Re: Making a world feel old
« Reply #9 on: February 29, 2016, 04:33:18 PM »
For some reason, Warhammer 40k feels "old" to me.
There are those Chaos Gods, Daemons, Dimensions, neverending wars... Giant space ships exist, and most soldiers will use guns and blasters to purge the unclean, but nothing feels as good, as punching orc to death, or slicing heretics with a mighty blade. I think that's because of "religion" in some way. Modern world (at least in western countries) is less and less religious... People are saying, that it smells of "progress"...
And then... in 41st Milenium, we still have religious wars, heretics and inquisition... which can destroy a whole planet with just one word:
Exterminatus.
"The world is full of stories, and from time to time, they permit themselves to be told."

Offline Yora

Re: Making a world feel old
« Reply #10 on: February 29, 2016, 04:36:14 PM »
Yeah, I think it's a case of taking a relatively conventional fantasy setting, adding a lot of high tech weapons, but everything still staying pretty much the same. Except now there's an infinite amount of resources to fight nonstop throughout the whole galaxy.
Beneath the Leaves of Kaendor

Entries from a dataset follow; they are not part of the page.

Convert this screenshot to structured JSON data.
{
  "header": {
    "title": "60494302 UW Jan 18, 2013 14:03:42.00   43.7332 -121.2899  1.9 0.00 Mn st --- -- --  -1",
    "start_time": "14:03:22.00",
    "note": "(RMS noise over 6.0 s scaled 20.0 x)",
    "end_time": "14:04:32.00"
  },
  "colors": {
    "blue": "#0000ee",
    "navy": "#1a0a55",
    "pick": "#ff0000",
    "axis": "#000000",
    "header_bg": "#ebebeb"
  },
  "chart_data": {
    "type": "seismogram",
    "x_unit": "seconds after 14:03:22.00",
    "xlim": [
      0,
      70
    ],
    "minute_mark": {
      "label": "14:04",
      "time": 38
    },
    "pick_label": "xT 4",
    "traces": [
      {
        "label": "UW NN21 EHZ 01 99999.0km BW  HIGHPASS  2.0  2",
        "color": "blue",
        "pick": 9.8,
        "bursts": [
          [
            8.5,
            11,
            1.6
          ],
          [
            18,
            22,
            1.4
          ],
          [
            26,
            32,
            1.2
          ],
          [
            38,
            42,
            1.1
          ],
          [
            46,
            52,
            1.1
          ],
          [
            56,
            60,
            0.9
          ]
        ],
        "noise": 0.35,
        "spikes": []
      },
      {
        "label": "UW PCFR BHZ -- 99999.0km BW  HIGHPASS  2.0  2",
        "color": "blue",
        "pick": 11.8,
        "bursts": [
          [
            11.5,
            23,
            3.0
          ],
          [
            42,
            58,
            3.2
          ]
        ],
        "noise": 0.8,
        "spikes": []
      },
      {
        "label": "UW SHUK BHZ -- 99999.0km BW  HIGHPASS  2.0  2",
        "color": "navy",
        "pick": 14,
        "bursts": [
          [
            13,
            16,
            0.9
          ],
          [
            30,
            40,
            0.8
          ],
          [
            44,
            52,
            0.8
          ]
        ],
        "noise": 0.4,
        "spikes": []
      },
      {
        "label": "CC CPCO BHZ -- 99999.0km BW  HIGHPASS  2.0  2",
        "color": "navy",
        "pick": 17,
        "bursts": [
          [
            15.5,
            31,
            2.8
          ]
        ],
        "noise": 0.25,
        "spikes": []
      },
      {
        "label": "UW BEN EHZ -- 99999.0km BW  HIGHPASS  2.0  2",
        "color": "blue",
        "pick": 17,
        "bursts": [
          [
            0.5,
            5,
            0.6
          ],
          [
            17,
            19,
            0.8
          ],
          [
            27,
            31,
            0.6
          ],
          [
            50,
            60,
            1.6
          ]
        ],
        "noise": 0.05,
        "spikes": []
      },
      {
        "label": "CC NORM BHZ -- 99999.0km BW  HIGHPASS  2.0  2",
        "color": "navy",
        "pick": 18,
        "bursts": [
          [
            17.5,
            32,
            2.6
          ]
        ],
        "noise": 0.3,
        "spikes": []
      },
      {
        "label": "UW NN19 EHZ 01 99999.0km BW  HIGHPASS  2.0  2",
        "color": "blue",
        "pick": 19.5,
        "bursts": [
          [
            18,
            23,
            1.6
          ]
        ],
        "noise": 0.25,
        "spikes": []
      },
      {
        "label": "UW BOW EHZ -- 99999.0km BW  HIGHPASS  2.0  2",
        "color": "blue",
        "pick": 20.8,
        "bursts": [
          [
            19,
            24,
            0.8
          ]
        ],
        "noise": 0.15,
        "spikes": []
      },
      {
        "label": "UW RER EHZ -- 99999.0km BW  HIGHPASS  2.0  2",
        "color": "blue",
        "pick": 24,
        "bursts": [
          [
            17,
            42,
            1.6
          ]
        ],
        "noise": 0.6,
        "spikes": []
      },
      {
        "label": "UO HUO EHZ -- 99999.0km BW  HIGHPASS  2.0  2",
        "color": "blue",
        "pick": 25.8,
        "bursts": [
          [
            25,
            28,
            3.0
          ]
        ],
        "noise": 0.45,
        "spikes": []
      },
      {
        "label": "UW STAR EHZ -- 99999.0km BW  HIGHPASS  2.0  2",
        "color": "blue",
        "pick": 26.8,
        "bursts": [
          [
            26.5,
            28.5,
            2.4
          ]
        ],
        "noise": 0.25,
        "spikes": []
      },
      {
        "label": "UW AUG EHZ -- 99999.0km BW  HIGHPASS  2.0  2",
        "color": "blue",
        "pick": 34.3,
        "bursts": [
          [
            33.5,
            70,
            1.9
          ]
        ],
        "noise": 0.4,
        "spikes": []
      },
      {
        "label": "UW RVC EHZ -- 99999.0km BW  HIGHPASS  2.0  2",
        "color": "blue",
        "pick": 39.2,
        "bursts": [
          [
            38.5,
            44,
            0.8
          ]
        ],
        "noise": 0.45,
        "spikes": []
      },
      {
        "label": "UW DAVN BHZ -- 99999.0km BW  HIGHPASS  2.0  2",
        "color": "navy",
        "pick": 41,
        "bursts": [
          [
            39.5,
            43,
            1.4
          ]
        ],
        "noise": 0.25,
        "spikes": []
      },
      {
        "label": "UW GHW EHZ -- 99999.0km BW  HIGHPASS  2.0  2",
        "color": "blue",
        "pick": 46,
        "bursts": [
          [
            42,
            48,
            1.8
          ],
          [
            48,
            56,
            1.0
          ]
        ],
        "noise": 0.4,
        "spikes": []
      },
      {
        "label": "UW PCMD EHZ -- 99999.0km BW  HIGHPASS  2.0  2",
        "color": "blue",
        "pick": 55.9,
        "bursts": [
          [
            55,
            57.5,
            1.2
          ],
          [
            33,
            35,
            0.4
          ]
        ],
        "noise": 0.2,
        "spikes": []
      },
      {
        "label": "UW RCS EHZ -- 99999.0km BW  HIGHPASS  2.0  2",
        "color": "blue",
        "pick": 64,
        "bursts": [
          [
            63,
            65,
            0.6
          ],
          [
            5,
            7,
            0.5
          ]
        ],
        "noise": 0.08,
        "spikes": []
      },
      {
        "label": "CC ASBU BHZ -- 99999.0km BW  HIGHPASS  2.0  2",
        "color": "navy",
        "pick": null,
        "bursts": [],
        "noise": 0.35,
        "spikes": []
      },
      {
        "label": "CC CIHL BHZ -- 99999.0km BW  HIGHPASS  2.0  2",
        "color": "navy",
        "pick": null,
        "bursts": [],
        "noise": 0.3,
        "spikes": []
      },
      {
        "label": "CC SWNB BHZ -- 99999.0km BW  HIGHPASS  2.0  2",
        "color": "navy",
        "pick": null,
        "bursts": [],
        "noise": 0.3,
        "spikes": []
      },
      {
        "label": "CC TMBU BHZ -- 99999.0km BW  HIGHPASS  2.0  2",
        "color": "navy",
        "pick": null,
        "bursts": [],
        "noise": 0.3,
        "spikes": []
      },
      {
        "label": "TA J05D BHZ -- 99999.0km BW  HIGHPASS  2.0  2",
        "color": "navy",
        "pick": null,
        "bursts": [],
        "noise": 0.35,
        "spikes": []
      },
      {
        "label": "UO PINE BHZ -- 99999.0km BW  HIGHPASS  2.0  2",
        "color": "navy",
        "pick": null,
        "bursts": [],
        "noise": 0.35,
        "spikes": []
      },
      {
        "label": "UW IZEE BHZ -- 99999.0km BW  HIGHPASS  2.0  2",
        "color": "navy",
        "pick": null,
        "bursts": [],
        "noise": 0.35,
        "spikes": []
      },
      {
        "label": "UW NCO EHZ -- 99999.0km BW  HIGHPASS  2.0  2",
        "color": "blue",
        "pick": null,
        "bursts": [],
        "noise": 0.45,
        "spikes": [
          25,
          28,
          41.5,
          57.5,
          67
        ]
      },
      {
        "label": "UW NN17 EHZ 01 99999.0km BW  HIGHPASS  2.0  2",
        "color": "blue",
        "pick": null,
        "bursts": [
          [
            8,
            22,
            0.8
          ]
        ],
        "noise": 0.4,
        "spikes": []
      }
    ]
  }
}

There is nothing to read!

Offline jefGoelz

Re: Making a world feel old
« Reply #11 on: March 02, 2016, 05:44:45 AM »
Layers.
Whether it's coats of paint or strata of fossils or anything else where there is a sense that there was something else before what is there now.